Curiously, there was no mention of software partners in Google’s announcement, but any RAN software would have to work with the underlying base station hardware. Who takes responsibility for that is something 5G network operators must resolve before committing to Google Cloud.
Iain says that network operators teaming up with cloud service providers is a new form of lock-in substituting cloud hyper-scalers from wireless network equipment vendors. He wrote:
What’s entirely unclear is why operators should worry less about dependency on Google than they currently do about their heavy reliance on Ericsson, Huawei and Nokia. Switching from one RAN vendor to another is costly but feasible, as swap-outs of Huawei in Europe are showing. Moving from one public cloud to another may be as tricky as quitting a crime syndicate. In 2019, Snapchat developer Snap warned in a regulatory filing that moving systems between public clouds would be “difficult to implement” and demand “significant time and expense.”
If this and other hyper-scaler offers take off, the real losers would probably not be Ericsson and Nokia – which can still sell radio units and provide RAN software – but the vendors of private cloud software, such as VMware and Red Hat (owned by IBM). More generally, the public cloud could also be a threat to some of Google’s own hardware partners. “The server vendors (Dell, HPE etc) also lose out,” says James Crawshaw, a principal analyst with Omdia (a sister company to Light Reading, in an email. “Although they are going to be building and shipping the Google boxes, I suspect the margins on these will be lower than the regular servers they sell enterprises.”
Few telcos have been as brave/reckless (delete according to bias) as Dish and gone all-in with a public cloud. That is partly because brownfield operators would be writing off the servers they already own. Nevertheless, Crawshaw expects public cloud usage to keep rising. “Servers are depreciated over three to seven years depending on the business and how fresh they like their IT,” he says. “So while the telcos will continue to run their own clouds, they will increase their public cloud usage over time and only partially renew their private estate.”
AT&T, Bell Canada, Telus, Telenet, TIM, Reliance Jio and Orange are all on the growing list of operators that have put some IT workloads on Google Cloud. “Some of these are running packet core and RAN applications as well,” says Gupta. Contrast that with Dish Network which is wholly reliant on the AWS public cloud and AT&T which has its own physical 5G RAN, but will use the public AWS cloud for its 5G SA core network.

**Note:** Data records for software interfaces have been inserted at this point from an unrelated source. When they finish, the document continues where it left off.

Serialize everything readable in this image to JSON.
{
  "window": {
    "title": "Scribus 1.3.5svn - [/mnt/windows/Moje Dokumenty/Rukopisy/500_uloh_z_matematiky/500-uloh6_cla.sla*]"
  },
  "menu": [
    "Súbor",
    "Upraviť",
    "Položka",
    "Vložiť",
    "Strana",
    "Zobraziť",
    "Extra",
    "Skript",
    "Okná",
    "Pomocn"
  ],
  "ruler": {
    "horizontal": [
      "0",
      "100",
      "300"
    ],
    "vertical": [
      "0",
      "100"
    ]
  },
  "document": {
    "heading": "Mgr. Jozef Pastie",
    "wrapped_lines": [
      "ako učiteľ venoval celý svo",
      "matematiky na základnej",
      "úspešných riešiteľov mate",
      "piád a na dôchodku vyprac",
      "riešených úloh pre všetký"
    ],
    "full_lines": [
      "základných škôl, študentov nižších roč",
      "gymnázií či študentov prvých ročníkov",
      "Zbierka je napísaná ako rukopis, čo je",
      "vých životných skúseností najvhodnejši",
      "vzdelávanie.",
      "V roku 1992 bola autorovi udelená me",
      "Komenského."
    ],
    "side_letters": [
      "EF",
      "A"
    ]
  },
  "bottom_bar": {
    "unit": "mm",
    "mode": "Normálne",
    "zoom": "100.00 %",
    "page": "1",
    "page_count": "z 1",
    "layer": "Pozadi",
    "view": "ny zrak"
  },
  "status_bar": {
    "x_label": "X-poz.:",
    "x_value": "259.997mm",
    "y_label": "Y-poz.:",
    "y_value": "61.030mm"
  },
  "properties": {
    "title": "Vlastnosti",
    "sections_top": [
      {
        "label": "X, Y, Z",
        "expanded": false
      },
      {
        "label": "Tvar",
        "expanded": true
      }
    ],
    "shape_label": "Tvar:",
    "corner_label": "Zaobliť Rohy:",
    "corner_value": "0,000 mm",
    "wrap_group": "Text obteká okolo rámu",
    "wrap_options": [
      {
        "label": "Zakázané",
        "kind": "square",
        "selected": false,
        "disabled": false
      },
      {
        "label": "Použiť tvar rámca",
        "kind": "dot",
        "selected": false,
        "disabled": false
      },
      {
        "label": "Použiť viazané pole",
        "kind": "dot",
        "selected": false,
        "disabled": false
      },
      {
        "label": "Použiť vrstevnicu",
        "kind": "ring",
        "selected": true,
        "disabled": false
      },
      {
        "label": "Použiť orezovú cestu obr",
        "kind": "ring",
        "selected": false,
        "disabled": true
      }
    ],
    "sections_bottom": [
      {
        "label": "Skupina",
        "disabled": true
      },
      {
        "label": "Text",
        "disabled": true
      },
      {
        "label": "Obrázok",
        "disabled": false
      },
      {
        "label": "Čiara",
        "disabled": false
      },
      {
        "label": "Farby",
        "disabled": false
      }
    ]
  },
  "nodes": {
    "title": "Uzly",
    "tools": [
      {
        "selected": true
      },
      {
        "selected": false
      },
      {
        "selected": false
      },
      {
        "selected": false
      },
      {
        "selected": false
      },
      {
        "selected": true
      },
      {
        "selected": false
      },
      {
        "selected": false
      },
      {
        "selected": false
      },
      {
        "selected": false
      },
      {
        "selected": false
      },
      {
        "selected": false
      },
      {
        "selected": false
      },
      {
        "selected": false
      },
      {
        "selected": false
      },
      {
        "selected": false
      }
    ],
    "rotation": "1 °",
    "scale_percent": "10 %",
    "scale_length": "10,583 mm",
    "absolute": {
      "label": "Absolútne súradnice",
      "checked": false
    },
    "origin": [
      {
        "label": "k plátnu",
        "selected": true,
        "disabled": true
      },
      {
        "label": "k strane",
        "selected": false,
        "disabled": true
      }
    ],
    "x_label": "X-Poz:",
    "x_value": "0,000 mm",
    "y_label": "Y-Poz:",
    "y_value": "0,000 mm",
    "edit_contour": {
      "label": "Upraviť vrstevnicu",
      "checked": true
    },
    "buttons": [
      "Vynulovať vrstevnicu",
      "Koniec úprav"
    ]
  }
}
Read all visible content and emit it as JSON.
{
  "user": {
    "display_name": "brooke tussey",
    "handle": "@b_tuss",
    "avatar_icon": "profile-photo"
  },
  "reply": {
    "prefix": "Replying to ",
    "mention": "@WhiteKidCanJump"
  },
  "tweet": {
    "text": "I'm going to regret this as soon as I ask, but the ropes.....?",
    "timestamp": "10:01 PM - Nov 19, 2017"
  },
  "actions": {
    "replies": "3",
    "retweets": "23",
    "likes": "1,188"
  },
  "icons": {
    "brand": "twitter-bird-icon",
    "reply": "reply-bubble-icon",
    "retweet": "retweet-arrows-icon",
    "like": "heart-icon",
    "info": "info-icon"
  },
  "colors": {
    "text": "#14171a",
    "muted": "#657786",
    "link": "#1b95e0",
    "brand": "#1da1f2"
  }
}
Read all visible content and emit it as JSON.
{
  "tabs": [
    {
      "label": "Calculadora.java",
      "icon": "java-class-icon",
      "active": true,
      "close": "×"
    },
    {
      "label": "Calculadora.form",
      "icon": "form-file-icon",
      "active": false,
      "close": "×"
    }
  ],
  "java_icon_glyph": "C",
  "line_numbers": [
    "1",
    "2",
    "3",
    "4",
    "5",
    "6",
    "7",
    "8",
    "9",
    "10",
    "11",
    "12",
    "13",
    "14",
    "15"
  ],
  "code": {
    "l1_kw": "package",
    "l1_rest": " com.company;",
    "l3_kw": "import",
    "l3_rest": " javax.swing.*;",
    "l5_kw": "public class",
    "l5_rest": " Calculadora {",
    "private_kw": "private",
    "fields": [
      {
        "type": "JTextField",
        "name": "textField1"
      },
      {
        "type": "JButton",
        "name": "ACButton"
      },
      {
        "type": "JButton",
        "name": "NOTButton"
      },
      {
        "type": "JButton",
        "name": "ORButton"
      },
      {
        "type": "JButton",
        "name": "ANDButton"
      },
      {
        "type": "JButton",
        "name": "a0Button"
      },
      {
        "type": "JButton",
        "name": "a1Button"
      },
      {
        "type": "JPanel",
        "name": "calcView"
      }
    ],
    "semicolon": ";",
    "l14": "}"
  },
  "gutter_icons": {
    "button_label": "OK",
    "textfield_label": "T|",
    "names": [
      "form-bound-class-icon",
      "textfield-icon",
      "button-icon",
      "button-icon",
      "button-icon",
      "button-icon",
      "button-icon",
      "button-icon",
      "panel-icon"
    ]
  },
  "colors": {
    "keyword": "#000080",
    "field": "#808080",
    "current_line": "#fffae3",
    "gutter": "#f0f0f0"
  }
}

“Some years ago, everyone was saying we would have vendor lock-in with Ericsson, Huawei and Nokia and no one mentioned Oracle and Cisco and now the light is on hyper-scalers,” said Yves Bellego, Orange’s director of network strategy, during a recent interview with Light Reading. “In fact, that risk is something we have always been very concerned about.” That would imply cloud hyper-scaler lock-in is something network operators must carefully evaluate.